I was honored to be able to watch the session with all four of my amazing daughters. Plus Wallaby’s BBQ. Much to love in this meeting.
I’m not a promoter of diversity for the sake of diversity. If something isn’t supposed to make a difference, making an issue of it forces it to make a difference. Besides, I don’t want true diversity. I don’t want an equal percentage of law-abiding people and criminals in my neighborhood, for one example.
Maybe a better words is “variety.” Either way, it was wonderful to hear so many different languages, styles of dress, ages, homes, temples, and accents. It’s so much more interesting. More to the point, it is good to be unified in faith and cause with so many who are in such different circumstances.
In the 90s I read a biographical book about Marjorie Hinckley. She told a story of her husband as a boy using a bad word and having his mouth washed out with soap by his momma. Strangely, I rejoiced at the story. Hearing that even the prophet did really dumb, bad stuff was good to hear. It gave me hope.
Last night President Neill F. Marriot (if we call male counselor’s after the title of the office holder, why not female?) told about going to the temple to receive guidance about a problem. The answer was that she was sinful and needed to change. Rather than promoting the leadership idol worship Mormons are wont to engage in, she put herself squarely in the midst of the rest of us: an imperfect human being greatly in need of the Savior’s mercy.
A self-absorbed natural women is an enemy to God.
I can totally relate. [click to continue…]
Today Paul Rolly of the Salt Lake Tribune wrote an article on the scuzzball advertising consuming Carl’s Jr. He quoted my post from last month, Sleazevertising: An Open Letter to the BYU Athletic Department.
In spite of forwarding the letter to every person I could find at BYU Athletics and the Sponsorship Group, I have heard nothing back from anyone. Rolly tried to contact BYU spokeswoman Carrie Jenkins about the issue but got no response. (I like to imagine that Ms. Jenkins was busy storming over to the Smith Field House to demand changes, but given this is the same woman who thinks BYU students don’t want caffeinated beverages, I am not holding my breath.)
Later, however, Rolly did get “this terse email from the communications office:”
BYU Athletics works with local [Carl’s Jr.] franchise owners, who have supported athletics for many years. These owners do not control or provide input on corporate advertising campaigns.

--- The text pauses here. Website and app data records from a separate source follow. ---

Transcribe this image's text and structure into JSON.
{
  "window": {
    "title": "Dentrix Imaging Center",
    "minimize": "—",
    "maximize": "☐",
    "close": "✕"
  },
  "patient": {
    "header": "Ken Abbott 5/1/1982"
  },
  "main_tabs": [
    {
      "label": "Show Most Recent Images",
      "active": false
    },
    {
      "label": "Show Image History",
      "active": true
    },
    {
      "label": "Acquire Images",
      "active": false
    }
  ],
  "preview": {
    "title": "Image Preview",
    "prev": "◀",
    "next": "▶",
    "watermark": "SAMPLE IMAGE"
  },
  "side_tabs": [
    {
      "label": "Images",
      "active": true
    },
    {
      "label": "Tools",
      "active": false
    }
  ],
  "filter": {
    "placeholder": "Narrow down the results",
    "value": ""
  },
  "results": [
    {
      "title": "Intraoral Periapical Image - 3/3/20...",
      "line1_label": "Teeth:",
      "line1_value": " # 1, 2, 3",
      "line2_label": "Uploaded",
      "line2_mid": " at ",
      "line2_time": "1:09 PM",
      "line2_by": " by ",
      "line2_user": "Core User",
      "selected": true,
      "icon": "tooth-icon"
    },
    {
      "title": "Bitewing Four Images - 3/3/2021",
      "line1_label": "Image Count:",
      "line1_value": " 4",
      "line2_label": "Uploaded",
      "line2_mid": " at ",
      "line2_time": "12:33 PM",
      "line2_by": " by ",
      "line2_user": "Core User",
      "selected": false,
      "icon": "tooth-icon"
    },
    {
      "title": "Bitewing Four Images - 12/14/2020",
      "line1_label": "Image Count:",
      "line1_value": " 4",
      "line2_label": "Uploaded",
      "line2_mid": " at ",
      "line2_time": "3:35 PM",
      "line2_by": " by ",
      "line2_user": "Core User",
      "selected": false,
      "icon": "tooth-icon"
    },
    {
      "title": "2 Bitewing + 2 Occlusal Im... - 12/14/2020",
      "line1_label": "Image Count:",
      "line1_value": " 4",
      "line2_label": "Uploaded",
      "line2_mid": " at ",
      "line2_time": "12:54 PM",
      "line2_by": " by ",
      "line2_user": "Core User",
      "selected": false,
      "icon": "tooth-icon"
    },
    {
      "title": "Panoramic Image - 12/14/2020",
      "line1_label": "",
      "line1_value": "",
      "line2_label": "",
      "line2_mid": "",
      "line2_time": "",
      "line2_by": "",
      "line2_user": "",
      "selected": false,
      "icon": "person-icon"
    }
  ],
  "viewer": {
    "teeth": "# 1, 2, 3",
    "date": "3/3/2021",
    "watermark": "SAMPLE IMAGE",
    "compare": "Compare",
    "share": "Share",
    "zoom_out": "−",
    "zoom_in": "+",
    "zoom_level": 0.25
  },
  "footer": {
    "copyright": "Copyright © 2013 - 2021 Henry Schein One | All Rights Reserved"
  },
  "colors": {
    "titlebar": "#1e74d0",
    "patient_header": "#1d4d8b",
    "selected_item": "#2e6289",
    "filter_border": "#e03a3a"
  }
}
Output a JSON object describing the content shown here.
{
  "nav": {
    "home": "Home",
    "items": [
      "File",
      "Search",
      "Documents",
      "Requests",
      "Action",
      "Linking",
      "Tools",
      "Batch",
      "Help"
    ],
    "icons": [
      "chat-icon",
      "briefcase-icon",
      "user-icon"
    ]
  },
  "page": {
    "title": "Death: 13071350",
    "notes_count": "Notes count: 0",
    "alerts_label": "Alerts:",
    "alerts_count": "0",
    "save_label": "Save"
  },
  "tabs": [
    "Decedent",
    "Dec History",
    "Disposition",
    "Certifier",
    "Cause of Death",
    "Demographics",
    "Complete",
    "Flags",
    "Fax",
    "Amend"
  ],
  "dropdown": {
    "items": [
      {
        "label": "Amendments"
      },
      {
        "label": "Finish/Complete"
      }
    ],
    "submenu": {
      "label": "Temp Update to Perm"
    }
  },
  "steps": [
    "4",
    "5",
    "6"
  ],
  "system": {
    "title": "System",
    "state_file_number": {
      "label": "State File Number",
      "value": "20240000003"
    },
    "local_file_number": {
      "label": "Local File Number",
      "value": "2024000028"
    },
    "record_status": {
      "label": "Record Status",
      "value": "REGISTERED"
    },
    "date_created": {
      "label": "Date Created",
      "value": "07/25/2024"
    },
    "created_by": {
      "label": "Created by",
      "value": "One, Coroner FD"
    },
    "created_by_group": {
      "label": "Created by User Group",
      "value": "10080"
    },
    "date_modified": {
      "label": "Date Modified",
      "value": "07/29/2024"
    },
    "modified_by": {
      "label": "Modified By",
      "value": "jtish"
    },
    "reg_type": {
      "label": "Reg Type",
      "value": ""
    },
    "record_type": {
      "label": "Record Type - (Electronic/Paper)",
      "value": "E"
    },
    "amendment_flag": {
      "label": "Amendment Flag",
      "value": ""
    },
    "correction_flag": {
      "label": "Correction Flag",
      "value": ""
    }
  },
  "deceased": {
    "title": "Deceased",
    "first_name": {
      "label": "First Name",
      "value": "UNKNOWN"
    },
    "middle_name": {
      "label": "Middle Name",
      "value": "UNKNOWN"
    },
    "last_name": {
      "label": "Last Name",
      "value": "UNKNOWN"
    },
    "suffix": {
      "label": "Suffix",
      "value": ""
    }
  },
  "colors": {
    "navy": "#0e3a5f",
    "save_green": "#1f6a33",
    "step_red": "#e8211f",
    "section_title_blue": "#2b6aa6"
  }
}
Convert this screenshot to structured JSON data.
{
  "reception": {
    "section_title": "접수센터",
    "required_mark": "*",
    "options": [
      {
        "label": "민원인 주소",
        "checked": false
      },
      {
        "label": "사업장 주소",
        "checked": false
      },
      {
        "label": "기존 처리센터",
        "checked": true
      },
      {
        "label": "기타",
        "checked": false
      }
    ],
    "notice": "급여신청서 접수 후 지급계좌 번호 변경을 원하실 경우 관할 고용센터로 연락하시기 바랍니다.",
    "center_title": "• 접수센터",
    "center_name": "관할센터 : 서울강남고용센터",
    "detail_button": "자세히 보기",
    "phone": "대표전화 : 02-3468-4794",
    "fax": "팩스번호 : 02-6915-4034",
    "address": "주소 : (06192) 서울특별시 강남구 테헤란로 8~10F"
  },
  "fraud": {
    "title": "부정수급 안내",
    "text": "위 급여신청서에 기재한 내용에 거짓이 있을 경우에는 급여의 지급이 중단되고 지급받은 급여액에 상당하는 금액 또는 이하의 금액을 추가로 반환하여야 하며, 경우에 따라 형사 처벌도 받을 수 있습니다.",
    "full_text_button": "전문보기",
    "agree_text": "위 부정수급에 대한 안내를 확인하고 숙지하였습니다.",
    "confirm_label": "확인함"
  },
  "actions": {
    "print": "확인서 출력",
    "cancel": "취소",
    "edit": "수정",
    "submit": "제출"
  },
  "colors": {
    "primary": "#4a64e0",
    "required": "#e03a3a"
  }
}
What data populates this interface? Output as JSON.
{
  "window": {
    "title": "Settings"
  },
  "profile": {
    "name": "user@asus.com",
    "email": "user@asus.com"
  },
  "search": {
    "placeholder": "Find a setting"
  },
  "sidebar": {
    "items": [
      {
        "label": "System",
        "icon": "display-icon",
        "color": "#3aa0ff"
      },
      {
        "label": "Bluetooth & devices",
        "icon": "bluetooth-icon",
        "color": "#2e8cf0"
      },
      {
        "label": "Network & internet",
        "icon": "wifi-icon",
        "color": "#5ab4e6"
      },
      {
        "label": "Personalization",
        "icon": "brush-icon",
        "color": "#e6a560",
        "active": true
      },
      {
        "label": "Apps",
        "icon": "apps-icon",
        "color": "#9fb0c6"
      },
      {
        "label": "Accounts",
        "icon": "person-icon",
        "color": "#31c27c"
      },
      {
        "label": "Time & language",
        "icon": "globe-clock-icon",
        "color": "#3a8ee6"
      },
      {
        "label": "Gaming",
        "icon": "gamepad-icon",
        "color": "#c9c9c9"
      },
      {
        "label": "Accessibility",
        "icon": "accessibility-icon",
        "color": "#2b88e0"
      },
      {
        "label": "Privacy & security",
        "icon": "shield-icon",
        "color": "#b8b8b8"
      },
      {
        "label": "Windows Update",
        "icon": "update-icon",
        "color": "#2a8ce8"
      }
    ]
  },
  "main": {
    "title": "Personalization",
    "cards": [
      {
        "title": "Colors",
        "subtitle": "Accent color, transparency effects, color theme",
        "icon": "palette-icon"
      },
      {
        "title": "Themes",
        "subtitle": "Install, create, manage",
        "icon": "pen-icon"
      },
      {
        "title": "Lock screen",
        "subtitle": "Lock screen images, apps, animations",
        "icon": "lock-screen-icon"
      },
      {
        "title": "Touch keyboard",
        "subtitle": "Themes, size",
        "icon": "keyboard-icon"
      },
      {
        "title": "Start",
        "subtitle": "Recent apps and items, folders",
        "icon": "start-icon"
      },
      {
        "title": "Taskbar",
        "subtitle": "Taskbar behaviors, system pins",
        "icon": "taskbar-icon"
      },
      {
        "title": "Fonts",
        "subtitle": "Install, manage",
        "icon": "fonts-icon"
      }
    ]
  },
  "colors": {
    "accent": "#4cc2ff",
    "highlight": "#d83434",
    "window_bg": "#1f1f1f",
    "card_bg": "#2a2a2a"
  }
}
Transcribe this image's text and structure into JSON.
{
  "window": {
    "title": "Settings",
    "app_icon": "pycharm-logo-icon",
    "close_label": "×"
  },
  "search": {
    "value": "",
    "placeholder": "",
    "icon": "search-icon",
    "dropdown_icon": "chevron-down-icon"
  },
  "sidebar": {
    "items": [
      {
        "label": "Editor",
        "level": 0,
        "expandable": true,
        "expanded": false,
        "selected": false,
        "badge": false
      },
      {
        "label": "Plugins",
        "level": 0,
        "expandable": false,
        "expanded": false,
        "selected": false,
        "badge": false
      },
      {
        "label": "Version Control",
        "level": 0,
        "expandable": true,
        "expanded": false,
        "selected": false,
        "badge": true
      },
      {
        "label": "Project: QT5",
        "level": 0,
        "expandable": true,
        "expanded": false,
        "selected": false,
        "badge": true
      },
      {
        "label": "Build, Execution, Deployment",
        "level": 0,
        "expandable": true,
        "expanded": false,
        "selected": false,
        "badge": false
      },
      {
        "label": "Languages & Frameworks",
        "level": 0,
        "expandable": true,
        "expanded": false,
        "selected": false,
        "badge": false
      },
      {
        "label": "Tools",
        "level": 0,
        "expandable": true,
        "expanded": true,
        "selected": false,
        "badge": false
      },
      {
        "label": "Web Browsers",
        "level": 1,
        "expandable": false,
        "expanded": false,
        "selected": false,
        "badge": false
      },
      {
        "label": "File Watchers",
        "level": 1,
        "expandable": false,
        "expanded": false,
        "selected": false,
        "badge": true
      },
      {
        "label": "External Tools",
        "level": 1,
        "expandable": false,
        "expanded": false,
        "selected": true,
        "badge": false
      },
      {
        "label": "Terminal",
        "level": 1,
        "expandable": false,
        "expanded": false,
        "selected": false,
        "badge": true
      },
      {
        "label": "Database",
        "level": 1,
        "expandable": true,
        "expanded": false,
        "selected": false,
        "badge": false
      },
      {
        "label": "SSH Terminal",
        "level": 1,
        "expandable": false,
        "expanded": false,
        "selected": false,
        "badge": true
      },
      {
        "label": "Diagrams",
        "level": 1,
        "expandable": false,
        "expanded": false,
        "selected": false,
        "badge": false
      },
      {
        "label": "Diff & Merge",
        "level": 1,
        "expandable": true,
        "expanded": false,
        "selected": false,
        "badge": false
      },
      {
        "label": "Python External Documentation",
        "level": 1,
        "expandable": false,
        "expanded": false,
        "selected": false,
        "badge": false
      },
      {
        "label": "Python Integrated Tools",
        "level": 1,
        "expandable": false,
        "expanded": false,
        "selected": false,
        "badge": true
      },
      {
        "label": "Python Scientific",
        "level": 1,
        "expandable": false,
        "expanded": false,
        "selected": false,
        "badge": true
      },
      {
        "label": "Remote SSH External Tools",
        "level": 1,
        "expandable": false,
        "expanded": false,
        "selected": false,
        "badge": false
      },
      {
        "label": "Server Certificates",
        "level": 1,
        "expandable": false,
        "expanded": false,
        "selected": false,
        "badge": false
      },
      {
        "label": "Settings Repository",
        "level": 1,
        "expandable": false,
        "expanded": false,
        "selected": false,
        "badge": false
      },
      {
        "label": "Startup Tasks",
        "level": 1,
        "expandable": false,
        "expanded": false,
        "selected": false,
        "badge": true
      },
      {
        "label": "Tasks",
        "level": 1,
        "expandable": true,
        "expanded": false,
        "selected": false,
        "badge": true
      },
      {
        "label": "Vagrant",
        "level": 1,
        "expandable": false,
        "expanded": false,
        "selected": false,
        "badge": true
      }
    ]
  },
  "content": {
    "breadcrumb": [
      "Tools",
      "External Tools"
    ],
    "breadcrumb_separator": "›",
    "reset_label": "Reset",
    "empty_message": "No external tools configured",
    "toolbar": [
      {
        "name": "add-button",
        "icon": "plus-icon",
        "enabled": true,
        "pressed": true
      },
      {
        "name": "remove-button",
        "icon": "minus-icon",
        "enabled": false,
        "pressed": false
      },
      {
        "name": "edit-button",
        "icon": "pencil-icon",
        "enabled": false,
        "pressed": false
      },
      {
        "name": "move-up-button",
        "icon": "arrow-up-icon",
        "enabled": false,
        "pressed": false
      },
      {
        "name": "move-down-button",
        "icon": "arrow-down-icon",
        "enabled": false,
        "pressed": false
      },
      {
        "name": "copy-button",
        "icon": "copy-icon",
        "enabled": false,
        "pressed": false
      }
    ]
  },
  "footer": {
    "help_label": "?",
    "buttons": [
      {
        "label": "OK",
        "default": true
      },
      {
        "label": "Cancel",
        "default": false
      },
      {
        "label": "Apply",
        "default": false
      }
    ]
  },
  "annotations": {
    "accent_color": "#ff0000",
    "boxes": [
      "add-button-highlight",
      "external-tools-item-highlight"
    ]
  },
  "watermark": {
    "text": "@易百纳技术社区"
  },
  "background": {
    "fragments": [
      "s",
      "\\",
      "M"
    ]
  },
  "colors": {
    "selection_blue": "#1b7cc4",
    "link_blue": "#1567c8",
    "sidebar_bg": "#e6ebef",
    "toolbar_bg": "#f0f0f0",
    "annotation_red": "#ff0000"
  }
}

Any promotion with BYU Athletics pertains to the local franchises.
In other words, money for nothing and chicks for free. [click to continue…]
My first day in business school I learned about opportunity cost. It blew my mind. (I was young.)
The opportunity cost of a choice is the value of the best alternative forgone, in a situation in which a choice needs to be made between several mutually exclusive alternatives given limited resources.
Anytime you use a resource (time, money, energy) for one purpose, you are choosing not to use the same resource for any other purpose.
This is a concept far too few people (Mormons and not) understand. When they say yes to something, they are saying no to a bunch of other somethings. I’ll get back to this later.
My daughter Monica was recently featured in another Mormon Message. When it aired last week she asked me what I thought. Here are my thoughts in order: [click to continue…]
Note to internet dolts: This letter is not about modesty. (I believe women should be able to dress as they choose and men should grow up and learn to control themselves. You know, like adults.) The letter is about female objectification. If you don’t know the difference, educate yourselves before you build your straw men.
To Whom It May Concern:
I’m a decade late to the misogynist party.
[click to continue…]